  • Do not heat rooms that you’re not using.
  • Turn off any hot water storage system if you are going away on holidays. Heating water that will not be used for the duration of the holiday is a waste of energy.
  • When buying appliances, make sure that they are ENERGY STAR compliant. ENERGY STAR is an international standard for energy-efficient electronic equipment. ENERGY STAR reduces the amount of energy that a product consumes by either automatically switching it into 'sleep' mode when it's not being used and/or reducing the amount of power used when it is in 'standby' mode. ENERGY STAR compliant appliances consume around 75% less energy in standby mode than standard products do.
  • Insulate your ceilings to at least R3 and if possible insulate walls to R1.5. The R value is a measure of thermal resistance that is used in the building and construction industry. This will help keep your home cooler in Summer and warmer in Winter and decrease the reliance on air conditioning and heating.
  • Use evaporated cooling rather than refrigerated air-conditioning. Evaporative cooling is an air cooling unit that turns warm air into moist, cool air by saturating the air with water vapour. Evaporated cooling consumes less than 15% of the electricity compared with a refrigeration-based cooling system.
  • Use ceiling fans instead of air conditioners. Fans have lower running costs.
  • Seal gaps around your house that are allowing draughts to enter into your home. Draughts can increase your heating costs by up to 25%. Doors require draught-proofing at their bases and between the door and its frame. Windows should have draught-proofing between the openable sash and the frame. Automatic door closers should be installed for swing and sliding doors and to doors leading outside, doors to ventilated areas and doors between heated and unheated zones of your home.

Alternative, renewable energy sources

  • Switch to GreenPower. GreenPower is renewable energy that is sourced from the sun, wind, water and waste that is purchased by your energy company on your behalf.
  • Convert to a solar power system, also known as a solar photovoltaic system.

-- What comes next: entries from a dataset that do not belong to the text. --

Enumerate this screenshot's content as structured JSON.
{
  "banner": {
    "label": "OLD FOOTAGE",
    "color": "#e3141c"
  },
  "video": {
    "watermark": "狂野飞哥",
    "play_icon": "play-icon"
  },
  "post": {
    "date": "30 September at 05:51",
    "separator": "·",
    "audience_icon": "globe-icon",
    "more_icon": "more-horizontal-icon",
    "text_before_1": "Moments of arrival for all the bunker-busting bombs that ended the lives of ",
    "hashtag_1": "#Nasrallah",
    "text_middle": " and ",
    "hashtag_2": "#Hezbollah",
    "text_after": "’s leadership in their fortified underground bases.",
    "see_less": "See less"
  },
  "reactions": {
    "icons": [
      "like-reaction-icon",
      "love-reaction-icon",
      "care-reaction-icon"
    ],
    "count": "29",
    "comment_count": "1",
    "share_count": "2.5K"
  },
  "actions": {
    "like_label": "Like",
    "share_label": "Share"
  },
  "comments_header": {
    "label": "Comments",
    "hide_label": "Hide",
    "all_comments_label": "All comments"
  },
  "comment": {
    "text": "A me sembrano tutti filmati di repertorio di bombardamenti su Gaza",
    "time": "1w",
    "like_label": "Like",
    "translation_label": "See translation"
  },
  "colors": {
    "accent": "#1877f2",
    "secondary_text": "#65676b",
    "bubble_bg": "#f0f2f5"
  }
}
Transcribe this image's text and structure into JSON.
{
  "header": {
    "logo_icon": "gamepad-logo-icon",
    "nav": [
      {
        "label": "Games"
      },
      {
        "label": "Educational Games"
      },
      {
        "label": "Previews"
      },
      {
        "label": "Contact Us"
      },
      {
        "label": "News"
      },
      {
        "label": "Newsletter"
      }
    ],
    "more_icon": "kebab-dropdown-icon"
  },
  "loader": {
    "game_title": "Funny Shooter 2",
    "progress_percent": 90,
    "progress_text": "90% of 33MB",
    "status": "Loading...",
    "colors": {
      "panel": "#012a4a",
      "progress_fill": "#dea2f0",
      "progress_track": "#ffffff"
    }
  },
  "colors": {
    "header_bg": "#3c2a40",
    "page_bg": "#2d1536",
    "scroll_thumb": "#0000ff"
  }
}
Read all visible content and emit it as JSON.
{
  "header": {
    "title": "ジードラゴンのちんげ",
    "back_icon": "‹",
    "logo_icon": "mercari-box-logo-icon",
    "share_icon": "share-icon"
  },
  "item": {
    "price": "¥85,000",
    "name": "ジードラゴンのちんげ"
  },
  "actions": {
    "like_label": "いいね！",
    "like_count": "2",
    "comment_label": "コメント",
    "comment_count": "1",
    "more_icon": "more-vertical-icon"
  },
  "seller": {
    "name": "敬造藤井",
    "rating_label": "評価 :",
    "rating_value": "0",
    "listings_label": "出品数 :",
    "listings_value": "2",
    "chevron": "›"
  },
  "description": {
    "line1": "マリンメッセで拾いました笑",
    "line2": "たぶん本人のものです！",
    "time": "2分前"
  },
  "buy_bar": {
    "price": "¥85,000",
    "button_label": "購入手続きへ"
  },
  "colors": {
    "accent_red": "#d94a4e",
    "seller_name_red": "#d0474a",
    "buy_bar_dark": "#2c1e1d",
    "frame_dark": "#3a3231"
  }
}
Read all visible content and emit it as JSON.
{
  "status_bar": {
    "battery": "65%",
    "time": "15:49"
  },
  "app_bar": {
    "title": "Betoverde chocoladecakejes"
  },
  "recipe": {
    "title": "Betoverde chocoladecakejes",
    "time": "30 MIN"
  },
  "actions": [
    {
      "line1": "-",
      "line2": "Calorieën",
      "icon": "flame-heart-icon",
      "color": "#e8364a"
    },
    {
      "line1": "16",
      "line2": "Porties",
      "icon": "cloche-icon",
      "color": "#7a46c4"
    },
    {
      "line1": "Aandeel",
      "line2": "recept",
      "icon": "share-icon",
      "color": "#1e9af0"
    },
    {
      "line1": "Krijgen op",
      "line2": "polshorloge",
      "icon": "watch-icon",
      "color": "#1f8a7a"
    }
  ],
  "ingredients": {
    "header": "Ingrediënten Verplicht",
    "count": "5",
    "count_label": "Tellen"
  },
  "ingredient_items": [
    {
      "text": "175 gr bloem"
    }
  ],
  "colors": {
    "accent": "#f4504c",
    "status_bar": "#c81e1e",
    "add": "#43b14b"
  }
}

Essentially, solar power draws light from the sun and converts it to electricity to power the home. Solar power systems convert the energy from sunlight into Direct Current (DC) electricity. An inverter then converts this direct current to Alternating Current (AC), to make it compatible with grid electricity. The energy produced from the solar power system can reduce an energy bill by up to 20% for a 1KW (1,000 watt) system.
  • Purchase a solar water heater. Solar hot water is heated using natural energy from the sun. The solar energy heats up large panels known as thermal collectors, which transfer the energy in fluid form to a water tank for storage and subsequent use.

Recycling of waste

Domestic waste recycling bin. Image © istockphoto

Domestic waste recycling bin. Image © istockphoto.

  • Recycle food and garden waste in a compost bin. The compost will enrich your soil and provide essential nutrients for plants, flowers, vegetables and fruit trees. Compost also makes an effective surface mulch that helps retain the moisture in the soil.
  • Be vigilant about recycling as much of your domestic waste as possible.
  • Where possible, reuse containers and other items, rather than discarding them.


  • When buying a new car, purchase a fuel-efficient model.
  • Keep your car engine tuned. This will reduce the greenhouse gas emissions from your car by up to15%.
  • Convert to LPG (Liquified Petroleum Gas) Autogas. LPG emits far less carbon dioxide into the atmosphere than unleaded petrol. Most unleaded petrol-fuelled vehicles can be converted to LPG Autogas/petrol operation at a reasonable cost. Typical conversion costs range from around $2,000.00 to $4,000.00 depending on the type of vehicle system that is fitted. This cost is recouped in a relatively short time as it is far cheaper to run a car using LPG Autogas than unleaded petrol. LPG Autogas is typically over 50c less per litre than unleaded petrol.

Useful online resources

Car being filled with LPG, a greener and cheaper alternative to unleaded petrol. Image © istockphoto

Car being filled with LPG, a greener and cheaper alternative to unleaded petrol. Image © istockphoto.